The booklet provided a wonderful look at the progress children were making writing their name, as well as coloring.
It was perfect to share during conferences, and then at the end of the year, my students had a wonderful keepsake to take home.
In celebration, the last page of the booklet is a certificate of praise.
The other name writing packet, has 3 keepsake options for you to choose from, along with a variety of other name writing activities to make practicing especially fun.
The 1st option, is simply a 2-pager in both color as well as black and white.
Simply staple them together & have your kiddos write their name at the end of each month & then color the small picture.
Keep these in their writing folder or journal.
The 2nd option, is also a two-pager, but has 6 page strips on one page that children cut apart to make an Itty Bitty pencil keepsake name booklet.
Such as vowels, syllables, counting, comparing, word work, greater & less than, as well as simple addition.
Besides the keepsake booklets, there are also a variety of name-related worksheets.
Such as the three "find your name" worksheets, where teachers write everyone's name on a heart, gum ball, and star.
For another activity students "rainbow write", "stamp" & "cut and glue" their name.
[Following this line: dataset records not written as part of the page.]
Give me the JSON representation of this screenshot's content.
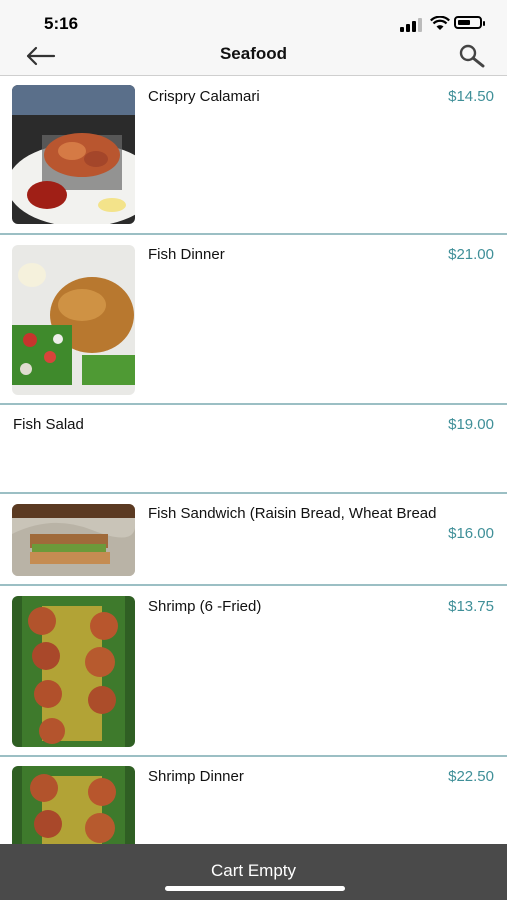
{
  "status": {
    "time": "5:16"
  },
  "nav": {
    "title": "Seafood"
  },
  "items": [
    {
      "name": "Crispry Calamari",
      "price": "$14.50"
    },
    {
      "name": "Fish Dinner",
      "price": "$21.00"
    },
    {
      "name": "Fish Salad",
      "price": "$19.00"
    },
    {
      "name": "Fish Sandwich (Raisin Bread, Wheat Bread",
      "price": "$16.00"
    },
    {
      "name": "Shrimp (6 -Fried)",
      "price": "$13.75"
    },
    {
      "name": "Shrimp Dinner",
      "price": "$22.50"
    }
  ],
  "cart": {
    "label": "Cart Empty"
  },
  "colors": {
    "accent": "#3f8f98",
    "divider": "#9bbfc4",
    "cart_bar": "#4a4a4a"
  }
}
I've included a set of letter tiles to make this easy.
To get in a bit of ABC order practice, there's also an "alphabetize your classmates' names" worksheet.
My personal favorite worksheet, is the "I can write my name with a ...." (crayon, pencil, marker, pen, and piece of chalk).
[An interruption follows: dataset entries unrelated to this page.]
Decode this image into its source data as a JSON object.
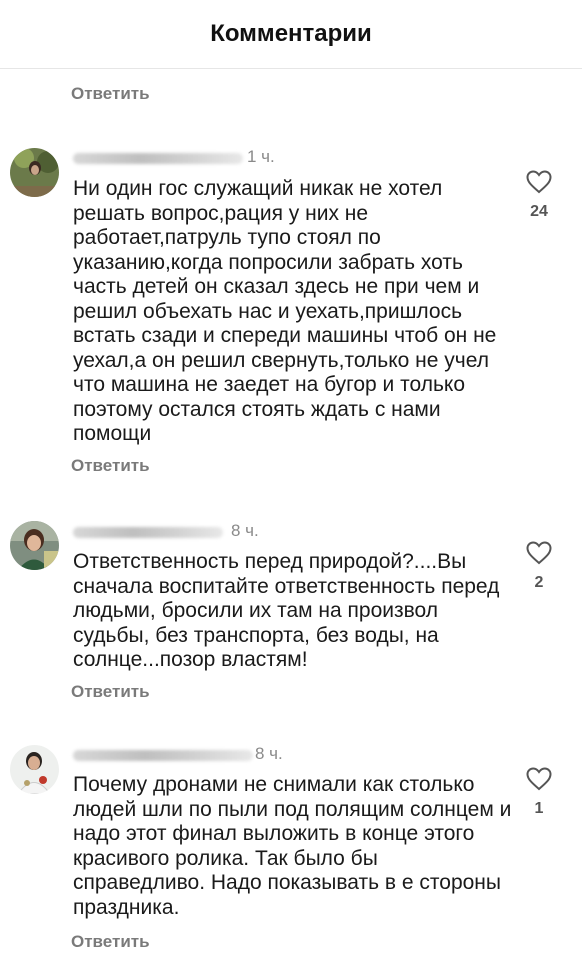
{
  "header": {
    "title": "Комментарии"
  },
  "top_reply": "Ответить",
  "comments": [
    {
      "time": "1 ч.",
      "text": "Ни один гос служащий никак не хотел решать вопрос,рация у них не работает,патруль тупо стоял по указанию,когда попросили забрать хоть часть детей он сказал здесь не при чем и решил объехать нас и уехать,пришлось встать сзади  и спереди машины чтоб он не уехал,а он решил свернуть,только не учел что машина не заедет на бугор и только поэтому остался стоять ждать с нами помощи",
      "likes": "24",
      "reply": "Ответить"
    },
    {
      "time": "8 ч.",
      "text": "Ответственность перед природой?....Вы сначала воспитайте ответственность перед людьми, бросили их там на произвол судьбы, без транспорта, без воды, на солнце...позор властям!",
      "likes": "2",
      "reply": "Ответить"
    },
    {
      "time": "8 ч.",
      "text": "Почему дронами не снимали как столько людей шли по пыли под полящим солнцем и надо этот финал выложить в конце этого красивого ролика. Так было бы справедливо. Надо показывать в е стороны праздника.",
      "likes": "1",
      "reply": "Ответить"
    }
  ],
  "icons": {
    "like": "heart-outline-icon"
  },
  "colors": {
    "text": "#1a1a1a",
    "muted": "#7a7a7a",
    "divider": "#e6e6e6"
  }
}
Since apples are a big theme in September, I've also included several apple craftivities.
In the first activity, students find their name then give the apple 3 layers of "skin" to reinforce the fact that apples can be red, yellow & green.
I also made matching apple cards. Glue a student photo on one, and write their name on another to make Memory Match & "I Have; Who Has?" games, as a fun way for students to learn their classmates' names as well.
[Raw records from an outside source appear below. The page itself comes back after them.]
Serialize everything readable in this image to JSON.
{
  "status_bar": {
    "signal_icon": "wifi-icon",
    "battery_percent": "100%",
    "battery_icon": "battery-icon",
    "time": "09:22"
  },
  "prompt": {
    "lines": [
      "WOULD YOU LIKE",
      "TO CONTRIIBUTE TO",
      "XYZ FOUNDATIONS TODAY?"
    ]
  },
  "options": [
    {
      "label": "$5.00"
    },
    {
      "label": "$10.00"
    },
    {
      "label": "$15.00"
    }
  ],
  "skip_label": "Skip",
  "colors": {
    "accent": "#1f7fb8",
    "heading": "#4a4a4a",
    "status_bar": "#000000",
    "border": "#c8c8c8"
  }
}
I do the other apple craftivity after we read Dr. Seuss's story "10 Apples Up On Top".
Students count how many letters they have in their name, then place that many apples on top of their head, which is either a photograph or self portrait.
The apples spell their name, and show either an AB-AB or ABC-ABC pattern. Older students can cut out the larger apple pattern, while younger kiddos cut squares & color them.
Children share their creations with the class, then color in the appropriate number box on the "How many letters in your name?" apple graph.
Completed projects make a sweet fall bulletin board.
The "Build your name" activity, where students color the construction bear and glue the letters in their name to the worksheet, as well as the "puzzle name" also make cute bulletin boards too.
Finally, another fun way for your kiddos to learn how to recognize & write their names, is my Spill & Spell game.
I write the letters of each students' name on colored Popsicle sticks & put them in a Snack Baggie. They spill them out & put their name puzzle together.
This simple game reinforces colors & counting too. Children can also pick a partner and compare their names.
I also pass out extra sticks so that everyone has 6; then I call out a shape and students arrange the Popsicle sticks to create whatever shape I ask for. It's a quick, easy & fun way to whole group assess.
Students can also practice making a variety of capital letters with their sticks as well.
This 50-page packet is just $2.95 in my TpT shop. Click on the link to pop on over: Name Activities & Keepsake Monthly Name Booklets.
While you're there, I'd so appreciate it if you'd follow me. I only need 30 more followers to hit 600 then I'll post a celebration FREEBIE. I know it seems silly to get all excited about reaching this goal, but that's just me. Thanks in advance.
Well that's it for today. Mother Nature has decided to pitch a fit, delivering 40 degree temps today.
Brrrrr! I'm so not ready to give up the warmth of summer. Wishing you a snuggly day.
"There is a harmony in autumn, and a luster in its sky, which through the summer is not heard or seen, as if it could not be, as if it had not been!" -Percy Bysshe Shelley.